If Congress adopts Trump’s budget proposals, it will cut funding to the National Endowment for the Arts (NEA). That would be horrible for artists, right? Not all artists think so. Continue reading “Nix Government Arts Funding, Says Artist and Gallery Owner Quent Cordair”
Whatever we might say about the policies that Donald Trump discussed during his February 28 speech to a joint session of Congress, we can grant that Trump sounded more like a statesman than he has in the past.
Trump opened by condemning the recent vandalism of Jewish cemeteries, the threats against Jewish centers, and the attack on two Indian men in Kansas—apparently ethnically motivated—that left one dead. He stressed common American values and invoked optimism about America’s future. He highlighted some American heroes, including a disease survivor, a succeeding schoolgirl, people in law enforcement, and fallen Navy operator Ryan Owens. In all, it was a presidential speech.
Policy-wise, Trump’s speech was a mixed bag from the standpoint of liberty, as expected. Continue reading “Trump’s Joint Session Speech: Good and Bad”
Conservatism is concerned with conserving (keeping or preserving) something; it shares the same root as conservation. The question, then, is what is the something that a conservative is trying to conserve?
Today’s American conservative movement is a hodgepodge largely of mercantilist racial nationalism and religious fundamentalism, as manifest in the political marriage of Donald Trump and Mike Pence and their supporters. But conservatism has taken many forms. Conservatism at its best looks to the Enlightenment principles of America’s founding—but then it is not, as I point out, fundamentally conservative. Continue reading “What’s Wrong with Conservatism”
I’ll begin by stating what should be—but is no longer—obvious in modern America: Milo Yiannopoulos has an absolute right to freedom of speech. He has a moral right to say whatever he wants within the boundaries of that right, despite the fact that what he says often is morally wrong. Continue reading “Free Speech for Milo”
Recently I wondered if a rag-tag and informal “Reason-Rights Coalition”—made up of assorted atheists, skeptics, religious secularists, Objectivists, libertarians, and civil libertarians—could jointly support a culture of reason (in an era of fake news and “alternative facts”), a pro-human orientation, freedom of speech, secular institutions, and related values.
I continue to think that this nascent coalition already exists, albeit informally, and advances various shared values. I hope that drawing attention to it will encourage people in it (or potentially in it) to promote each others’ relevant work and to open up new lines of discussion with each other. Put simply, we need each other in this dangerous era, and we can learn from each other. Continue reading “Can Capitalists and Leftists Find Common Liberal Ground?”

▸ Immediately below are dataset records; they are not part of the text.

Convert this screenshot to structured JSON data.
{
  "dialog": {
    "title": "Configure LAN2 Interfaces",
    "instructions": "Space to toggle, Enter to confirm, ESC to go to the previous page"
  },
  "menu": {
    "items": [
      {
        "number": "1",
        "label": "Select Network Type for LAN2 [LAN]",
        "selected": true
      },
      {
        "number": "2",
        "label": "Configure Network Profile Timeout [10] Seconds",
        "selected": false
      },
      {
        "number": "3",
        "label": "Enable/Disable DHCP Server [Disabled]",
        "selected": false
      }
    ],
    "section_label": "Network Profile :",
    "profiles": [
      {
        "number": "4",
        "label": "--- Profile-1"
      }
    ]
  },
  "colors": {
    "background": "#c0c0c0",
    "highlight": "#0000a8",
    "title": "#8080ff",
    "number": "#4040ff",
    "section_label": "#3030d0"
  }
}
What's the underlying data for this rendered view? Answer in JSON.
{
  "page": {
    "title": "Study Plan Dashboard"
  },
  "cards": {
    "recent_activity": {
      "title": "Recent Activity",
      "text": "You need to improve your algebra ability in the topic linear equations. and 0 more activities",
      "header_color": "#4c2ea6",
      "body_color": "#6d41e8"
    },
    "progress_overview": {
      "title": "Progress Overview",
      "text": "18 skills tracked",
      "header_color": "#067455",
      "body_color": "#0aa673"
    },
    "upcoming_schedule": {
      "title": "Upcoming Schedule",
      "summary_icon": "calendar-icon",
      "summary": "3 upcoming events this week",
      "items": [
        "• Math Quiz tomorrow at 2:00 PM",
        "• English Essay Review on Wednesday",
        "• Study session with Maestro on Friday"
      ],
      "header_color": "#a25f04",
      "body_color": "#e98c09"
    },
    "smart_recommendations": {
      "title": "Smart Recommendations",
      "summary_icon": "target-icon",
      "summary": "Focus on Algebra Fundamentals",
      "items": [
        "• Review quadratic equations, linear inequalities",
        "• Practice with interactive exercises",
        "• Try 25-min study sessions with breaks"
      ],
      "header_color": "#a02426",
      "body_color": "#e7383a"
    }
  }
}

Are things generally getting better or worse? We routinely hear that the environment is going to hell, that inequality is damaging people’s lives, that the next disaster is just around the bend. But does such doom-and-gloom handwringing have any connection to reality?
In his latest book Progress (Oneworld 2016), Johan Norberg discusses ten key ways in which the human condition has gotten spectacularly better. Continue reading “Johan Norberg Celebrates Human Progress”
America is in cultural crisis. Powerful elements of left and right have become forces for irrationalism and authoritarianism. But there is hope, for an emerging coalition champions reason and liberty. Continue reading “The Emerging Reason-Rights Coalition”
Why does Donald Trump lie so freely? I consider several good explanations, one moral-psychological, several strategic, one philosophic:
At some level, Trump seems not to be able to tell the difference —or not to want to tell the difference—between the truth and his lies. Continue reading “Why Trump Lies”
This is a guest post by Paul Hsieh.
Yesterday I went with a couple of friends to the Women’s March on Denver, where crowds reached around 100,000 people. The march was one of over 600 “sister marches” to coincide with the march in Washington, DC, and overall these marches drew around 5 million people worldwide. Continue reading “A Liberty Activist Reflects on the Denver Trump Protest”